┏━━

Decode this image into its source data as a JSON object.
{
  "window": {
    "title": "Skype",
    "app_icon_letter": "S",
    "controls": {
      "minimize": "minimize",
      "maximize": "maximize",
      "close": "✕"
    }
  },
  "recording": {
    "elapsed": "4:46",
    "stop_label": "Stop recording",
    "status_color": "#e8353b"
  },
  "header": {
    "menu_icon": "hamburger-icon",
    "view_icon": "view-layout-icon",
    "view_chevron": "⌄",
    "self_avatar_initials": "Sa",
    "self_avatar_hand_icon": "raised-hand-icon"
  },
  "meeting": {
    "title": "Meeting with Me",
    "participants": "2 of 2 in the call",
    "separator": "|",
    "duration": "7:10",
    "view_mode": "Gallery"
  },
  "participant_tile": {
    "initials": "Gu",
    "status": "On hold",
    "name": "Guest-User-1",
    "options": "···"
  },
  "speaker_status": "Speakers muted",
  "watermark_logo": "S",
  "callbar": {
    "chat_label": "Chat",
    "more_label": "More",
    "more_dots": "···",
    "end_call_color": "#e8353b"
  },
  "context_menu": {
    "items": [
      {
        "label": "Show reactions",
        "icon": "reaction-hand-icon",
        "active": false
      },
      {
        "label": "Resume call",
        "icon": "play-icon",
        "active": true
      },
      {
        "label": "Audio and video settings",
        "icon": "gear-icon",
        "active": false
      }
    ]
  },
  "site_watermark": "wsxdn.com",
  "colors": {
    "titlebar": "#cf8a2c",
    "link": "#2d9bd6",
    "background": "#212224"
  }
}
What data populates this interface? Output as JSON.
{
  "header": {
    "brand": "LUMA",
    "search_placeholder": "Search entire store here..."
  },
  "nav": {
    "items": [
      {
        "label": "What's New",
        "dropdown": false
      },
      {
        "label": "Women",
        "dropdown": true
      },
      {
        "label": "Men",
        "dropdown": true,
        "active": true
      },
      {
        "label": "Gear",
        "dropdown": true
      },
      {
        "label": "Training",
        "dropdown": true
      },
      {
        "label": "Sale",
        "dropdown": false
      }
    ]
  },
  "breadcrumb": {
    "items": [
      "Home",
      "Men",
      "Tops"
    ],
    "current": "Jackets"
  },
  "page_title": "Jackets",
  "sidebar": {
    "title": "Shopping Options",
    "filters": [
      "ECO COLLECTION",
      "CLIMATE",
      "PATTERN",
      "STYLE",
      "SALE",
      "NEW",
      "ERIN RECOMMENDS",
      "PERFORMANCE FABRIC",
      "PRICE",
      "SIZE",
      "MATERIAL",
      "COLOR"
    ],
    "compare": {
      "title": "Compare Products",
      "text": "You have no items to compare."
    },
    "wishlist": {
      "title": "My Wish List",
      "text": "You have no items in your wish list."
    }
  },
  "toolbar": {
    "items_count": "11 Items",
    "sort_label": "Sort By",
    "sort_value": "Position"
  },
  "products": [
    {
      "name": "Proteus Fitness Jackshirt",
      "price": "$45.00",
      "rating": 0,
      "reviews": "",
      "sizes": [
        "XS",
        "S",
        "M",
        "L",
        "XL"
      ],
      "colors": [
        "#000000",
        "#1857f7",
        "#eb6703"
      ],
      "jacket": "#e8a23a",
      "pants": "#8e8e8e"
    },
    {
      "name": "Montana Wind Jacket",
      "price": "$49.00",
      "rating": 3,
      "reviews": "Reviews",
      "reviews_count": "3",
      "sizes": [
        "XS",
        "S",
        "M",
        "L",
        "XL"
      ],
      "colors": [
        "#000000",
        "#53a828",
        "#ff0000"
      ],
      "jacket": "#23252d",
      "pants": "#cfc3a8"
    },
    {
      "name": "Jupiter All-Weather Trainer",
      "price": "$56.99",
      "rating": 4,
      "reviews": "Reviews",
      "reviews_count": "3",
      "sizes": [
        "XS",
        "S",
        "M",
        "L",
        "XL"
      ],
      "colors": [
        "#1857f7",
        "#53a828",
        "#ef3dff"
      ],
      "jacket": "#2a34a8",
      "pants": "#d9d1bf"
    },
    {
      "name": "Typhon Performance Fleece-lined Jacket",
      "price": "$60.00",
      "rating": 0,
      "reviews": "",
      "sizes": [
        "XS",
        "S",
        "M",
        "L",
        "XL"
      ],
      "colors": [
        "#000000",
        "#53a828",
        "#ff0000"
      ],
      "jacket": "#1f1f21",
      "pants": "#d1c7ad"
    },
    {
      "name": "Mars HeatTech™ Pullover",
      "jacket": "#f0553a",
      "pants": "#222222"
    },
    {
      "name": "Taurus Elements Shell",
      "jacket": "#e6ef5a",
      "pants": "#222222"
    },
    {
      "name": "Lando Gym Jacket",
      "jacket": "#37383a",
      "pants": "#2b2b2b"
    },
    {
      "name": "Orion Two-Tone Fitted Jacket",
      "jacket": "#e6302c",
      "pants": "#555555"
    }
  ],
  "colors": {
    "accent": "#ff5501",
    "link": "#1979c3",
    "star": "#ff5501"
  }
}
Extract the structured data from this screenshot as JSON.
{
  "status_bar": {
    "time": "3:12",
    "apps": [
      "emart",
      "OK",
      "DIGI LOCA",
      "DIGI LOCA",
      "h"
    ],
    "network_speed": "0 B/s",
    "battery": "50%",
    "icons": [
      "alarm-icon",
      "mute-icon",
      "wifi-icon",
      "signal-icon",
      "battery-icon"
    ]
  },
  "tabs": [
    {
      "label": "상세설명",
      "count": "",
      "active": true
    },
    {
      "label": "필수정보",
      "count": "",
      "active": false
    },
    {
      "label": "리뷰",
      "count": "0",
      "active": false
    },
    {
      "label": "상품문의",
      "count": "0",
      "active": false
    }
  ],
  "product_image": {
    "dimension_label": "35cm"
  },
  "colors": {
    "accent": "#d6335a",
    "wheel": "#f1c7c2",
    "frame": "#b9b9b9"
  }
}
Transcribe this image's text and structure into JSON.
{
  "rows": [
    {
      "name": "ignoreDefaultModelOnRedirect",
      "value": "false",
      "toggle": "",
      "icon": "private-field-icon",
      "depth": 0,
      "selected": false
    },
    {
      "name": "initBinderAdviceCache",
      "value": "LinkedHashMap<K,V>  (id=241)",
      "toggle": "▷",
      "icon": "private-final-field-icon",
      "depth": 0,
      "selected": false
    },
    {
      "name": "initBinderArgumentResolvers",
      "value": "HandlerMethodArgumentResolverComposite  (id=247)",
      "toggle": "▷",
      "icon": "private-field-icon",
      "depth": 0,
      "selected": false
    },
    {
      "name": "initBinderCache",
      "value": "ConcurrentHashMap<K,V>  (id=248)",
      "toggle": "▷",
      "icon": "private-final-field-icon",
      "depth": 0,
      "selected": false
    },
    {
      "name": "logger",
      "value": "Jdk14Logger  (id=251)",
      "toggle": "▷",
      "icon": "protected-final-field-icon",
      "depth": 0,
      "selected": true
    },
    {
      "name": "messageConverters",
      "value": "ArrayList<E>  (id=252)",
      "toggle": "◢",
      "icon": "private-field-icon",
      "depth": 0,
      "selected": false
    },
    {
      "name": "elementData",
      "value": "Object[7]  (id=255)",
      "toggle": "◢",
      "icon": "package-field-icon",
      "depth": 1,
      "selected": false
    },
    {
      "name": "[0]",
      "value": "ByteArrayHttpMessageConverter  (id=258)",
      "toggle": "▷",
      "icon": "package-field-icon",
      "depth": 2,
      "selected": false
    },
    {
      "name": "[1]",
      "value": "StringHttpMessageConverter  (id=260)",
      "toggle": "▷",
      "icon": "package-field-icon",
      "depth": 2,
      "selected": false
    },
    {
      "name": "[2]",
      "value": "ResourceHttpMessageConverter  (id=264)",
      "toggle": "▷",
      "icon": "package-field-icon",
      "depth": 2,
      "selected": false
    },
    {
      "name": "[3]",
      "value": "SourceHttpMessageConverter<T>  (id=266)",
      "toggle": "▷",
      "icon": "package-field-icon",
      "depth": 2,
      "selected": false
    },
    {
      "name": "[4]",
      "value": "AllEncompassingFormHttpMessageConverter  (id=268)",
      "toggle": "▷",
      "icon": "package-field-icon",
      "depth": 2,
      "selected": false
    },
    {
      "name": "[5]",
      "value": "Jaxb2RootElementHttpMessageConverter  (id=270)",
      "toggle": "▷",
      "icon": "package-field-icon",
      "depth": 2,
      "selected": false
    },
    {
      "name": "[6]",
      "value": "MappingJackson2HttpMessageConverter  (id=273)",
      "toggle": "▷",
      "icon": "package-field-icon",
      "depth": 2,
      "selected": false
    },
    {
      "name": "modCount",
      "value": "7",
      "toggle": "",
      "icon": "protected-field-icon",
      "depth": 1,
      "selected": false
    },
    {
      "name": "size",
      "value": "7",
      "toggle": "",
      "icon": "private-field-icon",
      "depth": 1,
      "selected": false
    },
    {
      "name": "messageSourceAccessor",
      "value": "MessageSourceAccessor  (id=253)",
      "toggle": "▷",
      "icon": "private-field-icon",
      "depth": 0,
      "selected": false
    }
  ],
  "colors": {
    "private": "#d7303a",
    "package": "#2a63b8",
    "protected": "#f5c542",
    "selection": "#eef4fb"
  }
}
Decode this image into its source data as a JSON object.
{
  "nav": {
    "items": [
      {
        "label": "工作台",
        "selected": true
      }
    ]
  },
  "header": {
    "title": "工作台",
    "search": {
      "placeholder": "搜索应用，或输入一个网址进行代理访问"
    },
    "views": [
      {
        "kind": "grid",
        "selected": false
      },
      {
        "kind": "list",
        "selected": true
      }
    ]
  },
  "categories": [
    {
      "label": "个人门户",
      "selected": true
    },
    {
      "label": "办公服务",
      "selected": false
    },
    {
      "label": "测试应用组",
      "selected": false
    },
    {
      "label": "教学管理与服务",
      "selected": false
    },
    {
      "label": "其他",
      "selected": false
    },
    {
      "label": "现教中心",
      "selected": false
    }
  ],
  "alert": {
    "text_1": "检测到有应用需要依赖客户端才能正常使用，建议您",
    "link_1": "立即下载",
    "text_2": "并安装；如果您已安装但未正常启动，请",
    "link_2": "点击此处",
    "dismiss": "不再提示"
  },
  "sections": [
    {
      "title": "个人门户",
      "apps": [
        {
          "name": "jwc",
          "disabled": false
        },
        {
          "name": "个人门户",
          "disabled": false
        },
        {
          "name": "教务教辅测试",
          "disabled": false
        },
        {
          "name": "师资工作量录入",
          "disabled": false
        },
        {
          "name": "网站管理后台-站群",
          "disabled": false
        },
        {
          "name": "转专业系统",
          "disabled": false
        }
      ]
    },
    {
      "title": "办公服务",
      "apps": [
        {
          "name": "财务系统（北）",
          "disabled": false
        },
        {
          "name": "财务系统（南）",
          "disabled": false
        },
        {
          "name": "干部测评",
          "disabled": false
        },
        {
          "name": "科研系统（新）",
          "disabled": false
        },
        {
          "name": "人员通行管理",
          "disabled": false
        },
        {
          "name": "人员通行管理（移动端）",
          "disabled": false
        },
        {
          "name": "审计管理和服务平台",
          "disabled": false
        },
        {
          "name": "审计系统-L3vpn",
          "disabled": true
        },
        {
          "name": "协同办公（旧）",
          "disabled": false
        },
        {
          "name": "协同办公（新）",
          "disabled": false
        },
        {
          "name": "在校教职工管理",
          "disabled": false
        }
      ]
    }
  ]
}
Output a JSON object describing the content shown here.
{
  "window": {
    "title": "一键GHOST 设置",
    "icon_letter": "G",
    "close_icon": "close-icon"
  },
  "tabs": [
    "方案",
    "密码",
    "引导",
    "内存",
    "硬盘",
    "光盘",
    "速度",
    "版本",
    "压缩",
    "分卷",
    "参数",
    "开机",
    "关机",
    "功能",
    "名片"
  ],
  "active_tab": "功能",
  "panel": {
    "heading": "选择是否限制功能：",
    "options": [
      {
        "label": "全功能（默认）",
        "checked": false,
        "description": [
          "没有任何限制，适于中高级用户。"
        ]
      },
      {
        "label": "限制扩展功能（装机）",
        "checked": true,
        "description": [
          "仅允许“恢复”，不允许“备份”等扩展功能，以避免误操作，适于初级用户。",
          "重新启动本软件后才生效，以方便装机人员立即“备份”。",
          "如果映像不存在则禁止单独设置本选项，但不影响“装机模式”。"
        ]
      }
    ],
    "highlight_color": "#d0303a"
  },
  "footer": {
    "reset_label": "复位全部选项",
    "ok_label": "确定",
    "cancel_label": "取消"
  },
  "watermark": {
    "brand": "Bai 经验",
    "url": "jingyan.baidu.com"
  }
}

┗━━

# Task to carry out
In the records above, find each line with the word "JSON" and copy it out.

# Written solution
Decode this image into its source data as a JSON object.
What data populates this interface? Output as JSON.
Extract the structured data from this screenshot as JSON.
Transcribe this image's text and structure into JSON.
Decode this image into its source data as a JSON object.
Output a JSON object describing the content shown here.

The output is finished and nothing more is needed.